*** Records provided Section Begins ***

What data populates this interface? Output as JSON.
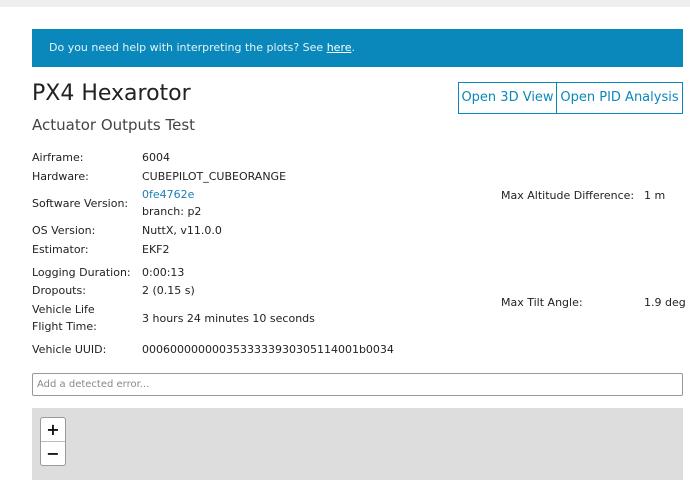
{
  "banner": {
    "text": "Do you need help with interpreting the plots? See ",
    "link": "here",
    "suffix": "."
  },
  "header": {
    "title": "PX4 Hexarotor",
    "subtitle": "Actuator Outputs Test",
    "open_3d_label": "Open 3D View",
    "open_pid_label": "Open PID Analysis"
  },
  "info": {
    "airframe_label": "Airframe:",
    "airframe": "6004",
    "hardware_label": "Hardware:",
    "hardware": "CUBEPILOT_CUBEORANGE",
    "software_label": "Software Version:",
    "software_hash": "0fe4762e",
    "software_branch": "branch: p2",
    "os_label": "OS Version:",
    "os": "NuttX, v11.0.0",
    "estimator_label": "Estimator:",
    "estimator": "EKF2",
    "logging_label": "Logging Duration:",
    "logging": "0:00:13",
    "dropouts_label": "Dropouts:",
    "dropouts": "2 (0.15 s)",
    "life_label_1": "Vehicle Life",
    "life_label_2": "Flight Time:",
    "life": "3 hours 24 minutes 10 seconds",
    "uuid_label": "Vehicle UUID:",
    "uuid": "0006000000003533333930305114001b0034"
  },
  "stats": {
    "alt_label": "Max Altitude Difference:",
    "alt": "1 m",
    "tilt_label": "Max Tilt Angle:",
    "tilt": "1.9 deg"
  },
  "error_input": {
    "placeholder": "Add a detected error..."
  },
  "map": {
    "zoom_in": "+",
    "zoom_out": "−"
  }
}
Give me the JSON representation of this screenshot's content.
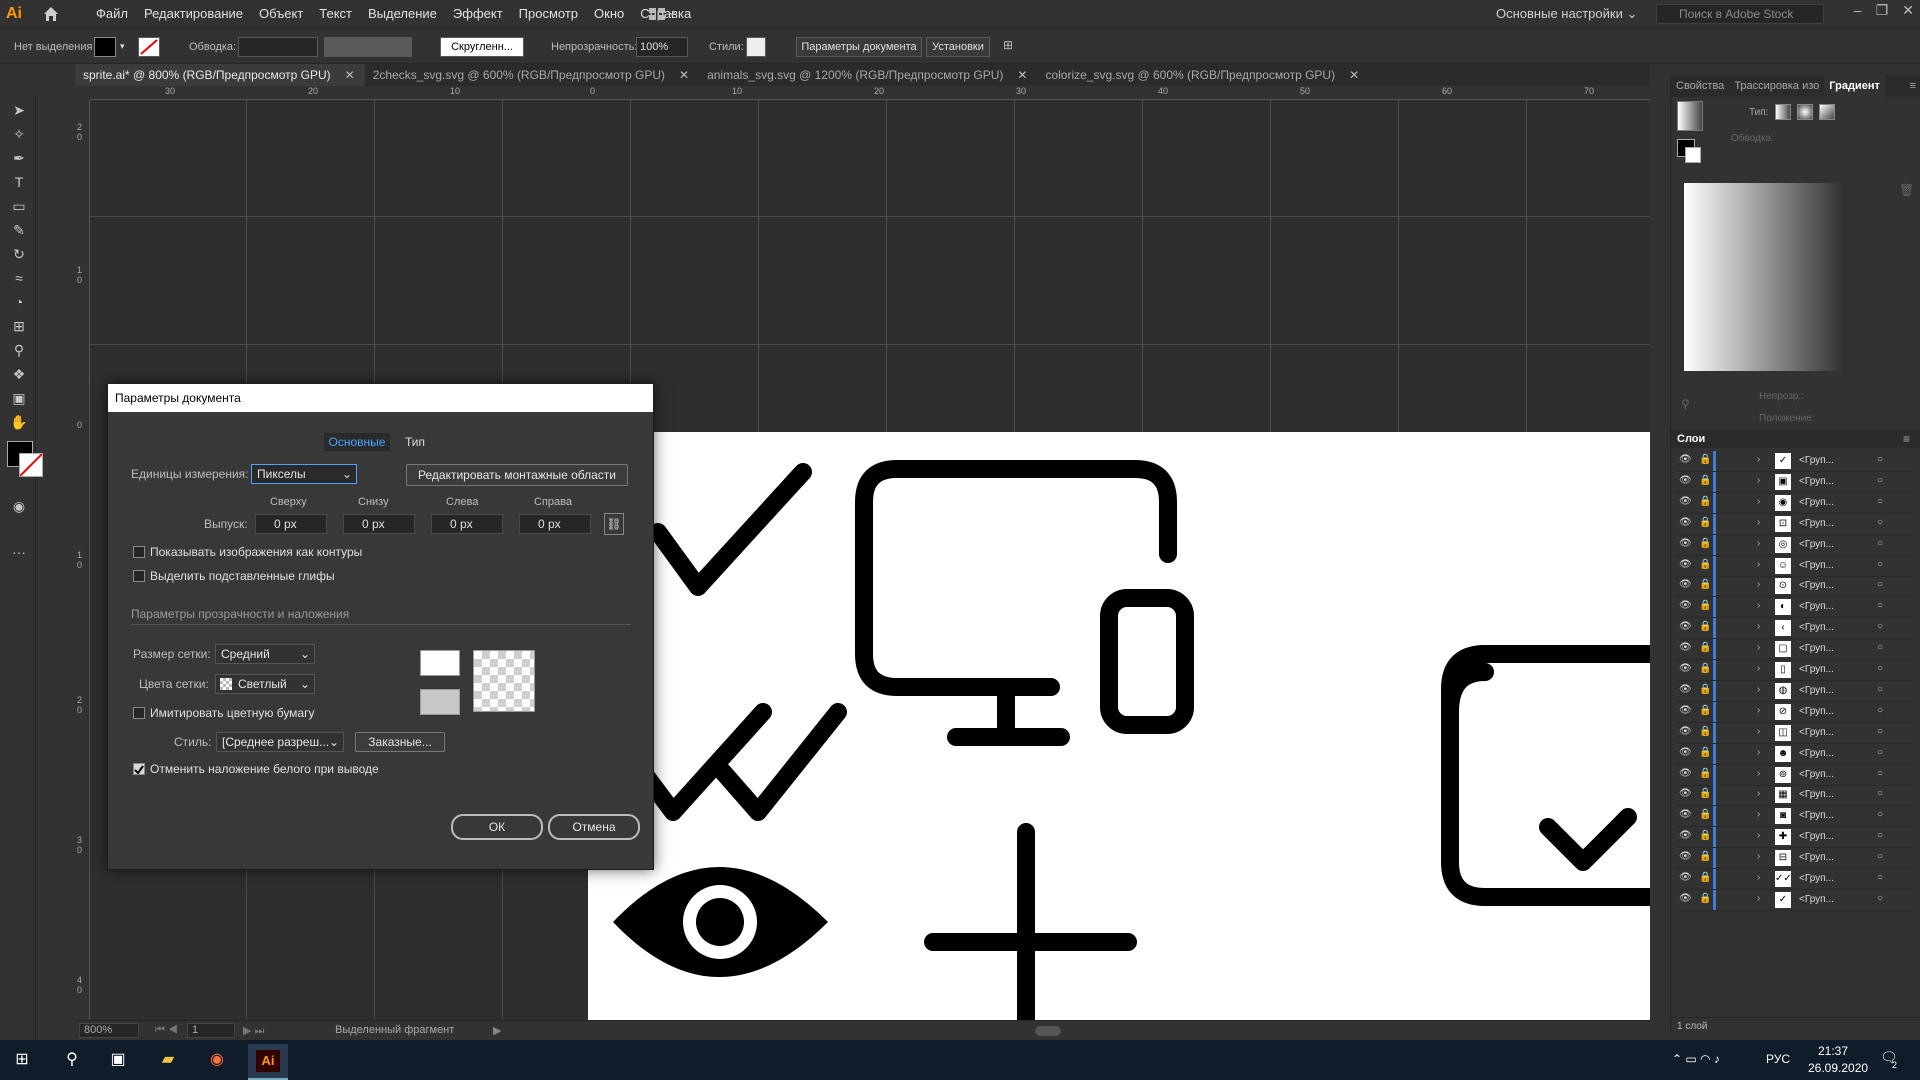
{
  "app": {
    "logo": "Ai"
  },
  "menu": [
    "Файл",
    "Редактирование",
    "Объект",
    "Текст",
    "Выделение",
    "Эффект",
    "Просмотр",
    "Окно",
    "Справка"
  ],
  "workspace": "Основные настройки",
  "search_placeholder": "Поиск в Adobe Stock",
  "control": {
    "no_selection": "Нет выделения",
    "stroke": "Обводка:",
    "brush": "Скругленн...",
    "opacity_label": "Непрозрачность:",
    "opacity": "100%",
    "styles": "Стили:",
    "doc_params": "Параметры документа",
    "settings": "Установки"
  },
  "tabs": [
    "sprite.ai* @ 800% (RGB/Предпросмотр GPU)",
    "2checks_svg.svg @ 600% (RGB/Предпросмотр GPU)",
    "animals_svg.svg @ 1200% (RGB/Предпросмотр GPU)",
    "colorize_svg.svg @ 600% (RGB/Предпросмотр GPU)"
  ],
  "ruler_h": [
    "30",
    "20",
    "10",
    "0",
    "10",
    "20",
    "30",
    "40",
    "50",
    "60",
    "70"
  ],
  "ruler_v": [
    "2 0",
    "1 0",
    "0",
    "1 0",
    "2 0",
    "3 0",
    "4 0"
  ],
  "status": {
    "zoom": "800%",
    "page": "1",
    "info": "Выделенный фрагмент"
  },
  "right_tabs": [
    "Свойства",
    "Трассировка изо",
    "Градиент"
  ],
  "gradient": {
    "type": "Тип:",
    "stroke": "Обводка:",
    "opacity": "Непрозр.:",
    "position": "Положение:"
  },
  "layers": {
    "title": "Слои",
    "row_label": "<Груп...",
    "footer": "1 слой"
  },
  "dialog": {
    "title": "Параметры документа",
    "tabs": [
      "Основные",
      "Тип"
    ],
    "units_label": "Единицы измерения:",
    "units": "Пикселы",
    "edit_artboards": "Редактировать монтажные области",
    "bleed_label": "Выпуск:",
    "bleed_cols": [
      "Сверху",
      "Снизу",
      "Слева",
      "Справа"
    ],
    "bleed_values": [
      "0 px",
      "0 px",
      "0 px",
      "0 px"
    ],
    "check_outline": "Показывать изображения как контуры",
    "check_glyphs": "Выделить подставленные глифы",
    "section": "Параметры прозрачности и наложения",
    "grid_size_label": "Размер сетки:",
    "grid_size": "Средний",
    "grid_color_label": "Цвета сетки:",
    "grid_color": "Светлый",
    "check_paper": "Имитировать цветную бумагу",
    "style_label": "Стиль:",
    "style": "[Среднее разреш...",
    "custom": "Заказные...",
    "check_white": "Отменить наложение белого при выводе",
    "ok": "ОК",
    "cancel": "Отмена"
  },
  "taskbar": {
    "lang": "РУС",
    "time": "21:37",
    "date": "26.09.2020",
    "notif": "2"
  }
}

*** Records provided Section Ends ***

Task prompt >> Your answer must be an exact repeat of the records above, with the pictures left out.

Response >>
What data populates this interface? Output as JSON.
{
  "banner": {
    "text": "Do you need help with interpreting the plots? See ",
    "link": "here",
    "suffix": "."
  },
  "header": {
    "title": "PX4 Hexarotor",
    "subtitle": "Actuator Outputs Test",
    "open_3d_label": "Open 3D View",
    "open_pid_label": "Open PID Analysis"
  },
  "info": {
    "airframe_label": "Airframe:",
    "airframe": "6004",
    "hardware_label": "Hardware:",
    "hardware": "CUBEPILOT_CUBEORANGE",
    "software_label": "Software Version:",
    "software_hash": "0fe4762e",
    "software_branch": "branch: p2",
    "os_label": "OS Version:",
    "os": "NuttX, v11.0.0",
    "estimator_label": "Estimator:",
    "estimator": "EKF2",
    "logging_label": "Logging Duration:",
    "logging": "0:00:13",
    "dropouts_label": "Dropouts:",
    "dropouts": "2 (0.15 s)",
    "life_label_1": "Vehicle Life",
    "life_label_2": "Flight Time:",
    "life": "3 hours 24 minutes 10 seconds",
    "uuid_label": "Vehicle UUID:",
    "uuid": "0006000000003533333930305114001b0034"
  },
  "stats": {
    "alt_label": "Max Altitude Difference:",
    "alt": "1 m",
    "tilt_label": "Max Tilt Angle:",
    "tilt": "1.9 deg"
  },
  "error_input": {
    "placeholder": "Add a detected error..."
  },
  "map": {
    "zoom_in": "+",
    "zoom_out": "−"
  }
}
Give me the JSON representation of this screenshot's content.
{
  "app": {
    "logo": "Ai"
  },
  "menu": [
    "Файл",
    "Редактирование",
    "Объект",
    "Текст",
    "Выделение",
    "Эффект",
    "Просмотр",
    "Окно",
    "Справка"
  ],
  "workspace": "Основные настройки",
  "search_placeholder": "Поиск в Adobe Stock",
  "control": {
    "no_selection": "Нет выделения",
    "stroke": "Обводка:",
    "brush": "Скругленн...",
    "opacity_label": "Непрозрачность:",
    "opacity": "100%",
    "styles": "Стили:",
    "doc_params": "Параметры документа",
    "settings": "Установки"
  },
  "tabs": [
    "sprite.ai* @ 800% (RGB/Предпросмотр GPU)",
    "2checks_svg.svg @ 600% (RGB/Предпросмотр GPU)",
    "animals_svg.svg @ 1200% (RGB/Предпросмотр GPU)",
    "colorize_svg.svg @ 600% (RGB/Предпросмотр GPU)"
  ],
  "ruler_h": [
    "30",
    "20",
    "10",
    "0",
    "10",
    "20",
    "30",
    "40",
    "50",
    "60",
    "70"
  ],
  "ruler_v": [
    "2 0",
    "1 0",
    "0",
    "1 0",
    "2 0",
    "3 0",
    "4 0"
  ],
  "status": {
    "zoom": "800%",
    "page": "1",
    "info": "Выделенный фрагмент"
  },
  "right_tabs": [
    "Свойства",
    "Трассировка изо",
    "Градиент"
  ],
  "gradient": {
    "type": "Тип:",
    "stroke": "Обводка:",
    "opacity": "Непрозр.:",
    "position": "Положение:"
  },
  "layers": {
    "title": "Слои",
    "row_label": "<Груп...",
    "footer": "1 слой"
  },
  "dialog": {
    "title": "Параметры документа",
    "tabs": [
      "Основные",
      "Тип"
    ],
    "units_label": "Единицы измерения:",
    "units": "Пикселы",
    "edit_artboards": "Редактировать монтажные области",
    "bleed_label": "Выпуск:",
    "bleed_cols": [
      "Сверху",
      "Снизу",
      "Слева",
      "Справа"
    ],
    "bleed_values": [
      "0 px",
      "0 px",
      "0 px",
      "0 px"
    ],
    "check_outline": "Показывать изображения как контуры",
    "check_glyphs": "Выделить подставленные глифы",
    "section": "Параметры прозрачности и наложения",
    "grid_size_label": "Размер сетки:",
    "grid_size": "Средний",
    "grid_color_label": "Цвета сетки:",
    "grid_color": "Светлый",
    "check_paper": "Имитировать цветную бумагу",
    "style_label": "Стиль:",
    "style": "[Среднее разреш...",
    "custom": "Заказные...",
    "check_white": "Отменить наложение белого при выводе",
    "ok": "ОК",
    "cancel": "Отмена"
  },
  "taskbar": {
    "lang": "РУС",
    "time": "21:37",
    "date": "26.09.2020",
    "notif": "2"
  }
}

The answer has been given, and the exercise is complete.